No record may be omitted; give all of them again exactly.

━━━ Material supplied

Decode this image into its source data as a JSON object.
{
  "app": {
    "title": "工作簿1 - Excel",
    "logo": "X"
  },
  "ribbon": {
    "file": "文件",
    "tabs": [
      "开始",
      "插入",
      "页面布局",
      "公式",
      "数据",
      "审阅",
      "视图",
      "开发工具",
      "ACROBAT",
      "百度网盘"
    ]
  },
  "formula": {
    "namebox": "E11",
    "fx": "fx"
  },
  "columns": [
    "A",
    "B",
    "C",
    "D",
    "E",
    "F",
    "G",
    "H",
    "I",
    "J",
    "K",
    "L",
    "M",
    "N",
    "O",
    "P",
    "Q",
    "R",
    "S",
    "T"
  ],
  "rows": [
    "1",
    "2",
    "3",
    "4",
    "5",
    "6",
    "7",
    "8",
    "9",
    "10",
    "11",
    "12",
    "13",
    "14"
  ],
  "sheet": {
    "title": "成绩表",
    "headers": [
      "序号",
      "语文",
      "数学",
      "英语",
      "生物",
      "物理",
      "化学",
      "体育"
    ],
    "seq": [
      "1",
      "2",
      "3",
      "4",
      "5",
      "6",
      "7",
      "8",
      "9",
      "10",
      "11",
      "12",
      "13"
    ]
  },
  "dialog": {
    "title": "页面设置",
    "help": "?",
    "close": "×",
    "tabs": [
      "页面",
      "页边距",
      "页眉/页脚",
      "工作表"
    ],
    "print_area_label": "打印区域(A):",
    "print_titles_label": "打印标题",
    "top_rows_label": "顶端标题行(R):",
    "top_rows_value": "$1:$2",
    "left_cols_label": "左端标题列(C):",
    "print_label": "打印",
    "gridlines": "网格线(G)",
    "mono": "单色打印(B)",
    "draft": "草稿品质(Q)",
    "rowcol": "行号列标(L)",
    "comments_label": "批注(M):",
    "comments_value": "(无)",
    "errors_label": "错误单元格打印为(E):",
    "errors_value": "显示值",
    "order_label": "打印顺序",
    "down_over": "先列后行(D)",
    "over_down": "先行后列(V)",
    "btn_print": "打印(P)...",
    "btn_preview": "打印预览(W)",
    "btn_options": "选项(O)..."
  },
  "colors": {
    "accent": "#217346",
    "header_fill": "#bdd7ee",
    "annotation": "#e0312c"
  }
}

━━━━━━

▶ Task solution:
Decode this image into its source data as a JSON object.
{
  "app": {
    "title": "工作簿1 - Excel",
    "logo": "X"
  },
  "ribbon": {
    "file": "文件",
    "tabs": [
      "开始",
      "插入",
      "页面布局",
      "公式",
      "数据",
      "审阅",
      "视图",
      "开发工具",
      "ACROBAT",
      "百度网盘"
    ]
  },
  "formula": {
    "namebox": "E11",
    "fx": "fx"
  },
  "columns": [
    "A",
    "B",
    "C",
    "D",
    "E",
    "F",
    "G",
    "H",
    "I",
    "J",
    "K",
    "L",
    "M",
    "N",
    "O",
    "P",
    "Q",
    "R",
    "S",
    "T"
  ],
  "rows": [
    "1",
    "2",
    "3",
    "4",
    "5",
    "6",
    "7",
    "8",
    "9",
    "10",
    "11",
    "12",
    "13",
    "14"
  ],
  "sheet": {
    "title": "成绩表",
    "headers": [
      "序号",
      "语文",
      "数学",
      "英语",
      "生物",
      "物理",
      "化学",
      "体育"
    ],
    "seq": [
      "1",
      "2",
      "3",
      "4",
      "5",
      "6",
      "7",
      "8",
      "9",
      "10",
      "11",
      "12",
      "13"
    ]
  },
  "dialog": {
    "title": "页面设置",
    "help": "?",
    "close": "×",
    "tabs": [
      "页面",
      "页边距",
      "页眉/页脚",
      "工作表"
    ],
    "print_area_label": "打印区域(A):",
    "print_titles_label": "打印标题",
    "top_rows_label": "顶端标题行(R):",
    "top_rows_value": "$1:$2",
    "left_cols_label": "左端标题列(C):",
    "print_label": "打印",
    "gridlines": "网格线(G)",
    "mono": "单色打印(B)",
    "draft": "草稿品质(Q)",
    "rowcol": "行号列标(L)",
    "comments_label": "批注(M):",
    "comments_value": "(无)",
    "errors_label": "错误单元格打印为(E):",
    "errors_value": "显示值",
    "order_label": "打印顺序",
    "down_over": "先列后行(D)",
    "over_down": "先行后列(V)",
    "btn_print": "打印(P)...",
    "btn_preview": "打印预览(W)",
    "btn_options": "选项(O)..."
  },
  "colors": {
    "accent": "#217346",
    "header_fill": "#bdd7ee",
    "annotation": "#e0312c"
  }
}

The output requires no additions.